▸ THE TASK: From the data below, return all lines holding the string "item".

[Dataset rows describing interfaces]
┄┄┄┄┄┄┄┄┄┄

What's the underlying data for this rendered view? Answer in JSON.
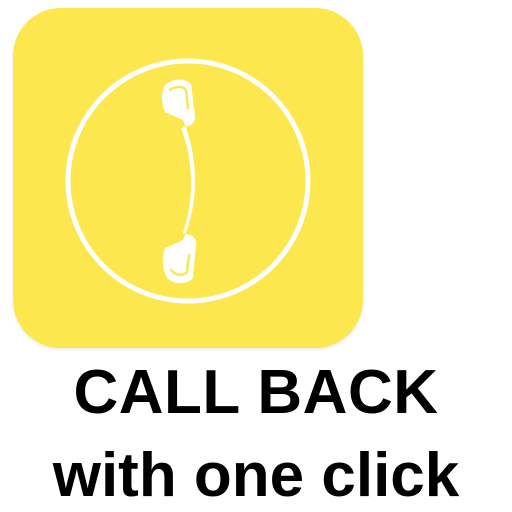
{
  "app": {
    "icon": "phone-handset-icon",
    "icon_background_color": "#fde74e",
    "icon_foreground_color": "#ffffff"
  },
  "caption": {
    "line1": "CALL BACK",
    "line2": "with one click",
    "color": "#000000"
  }
}
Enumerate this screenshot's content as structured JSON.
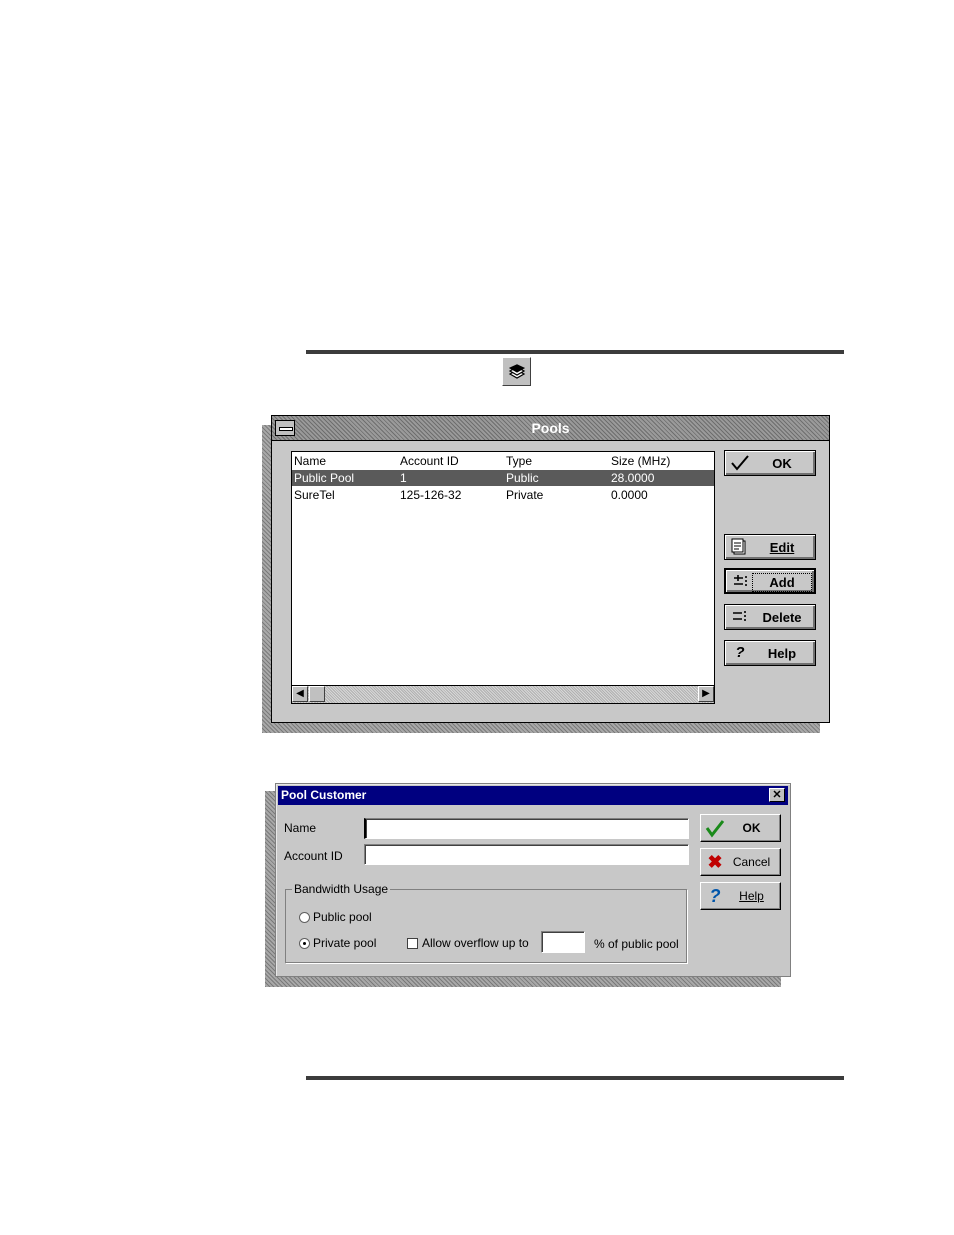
{
  "pools_window": {
    "title": "Pools",
    "columns": [
      "Name",
      "Account ID",
      "Type",
      "Size (MHz)"
    ],
    "rows": [
      [
        "Public Pool",
        "1",
        "Public",
        "28.0000"
      ],
      [
        "SureTel",
        "125-126-32",
        "Private",
        "0.0000"
      ]
    ],
    "selected_row": 0,
    "buttons": {
      "ok": "OK",
      "edit": "Edit",
      "add": "Add",
      "delete": "Delete",
      "help": "Help"
    },
    "icons": {
      "ok": "checkmark-icon",
      "edit": "edit-document-icon",
      "add": "add-item-icon",
      "delete": "delete-item-icon",
      "help": "question-icon"
    }
  },
  "toolbar_icon": "pools-stack-icon",
  "customer_dialog": {
    "title": "Pool Customer",
    "name_label": "Name",
    "name_value": "",
    "account_label": "Account ID",
    "account_value": "",
    "group_label": "Bandwidth Usage",
    "radio_public": "Public pool",
    "radio_private": "Private pool",
    "selected_radio": "private",
    "overflow_label": "Allow overflow up to",
    "overflow_checked": false,
    "overflow_value": "",
    "overflow_suffix": "% of public pool",
    "buttons": {
      "ok": "OK",
      "cancel": "Cancel",
      "help": "Help"
    }
  },
  "colors": {
    "dialog_face": "#c8c8c8",
    "active_title": "#000080",
    "selection": "#5a5a5a",
    "ok_check": "#1a8a1a",
    "cancel_x": "#c00000",
    "help_q": "#0055aa"
  }
}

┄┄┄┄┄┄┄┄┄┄

▸ RESPONSE:
      "add": "add-item-icon",
      "delete": "delete-item-icon",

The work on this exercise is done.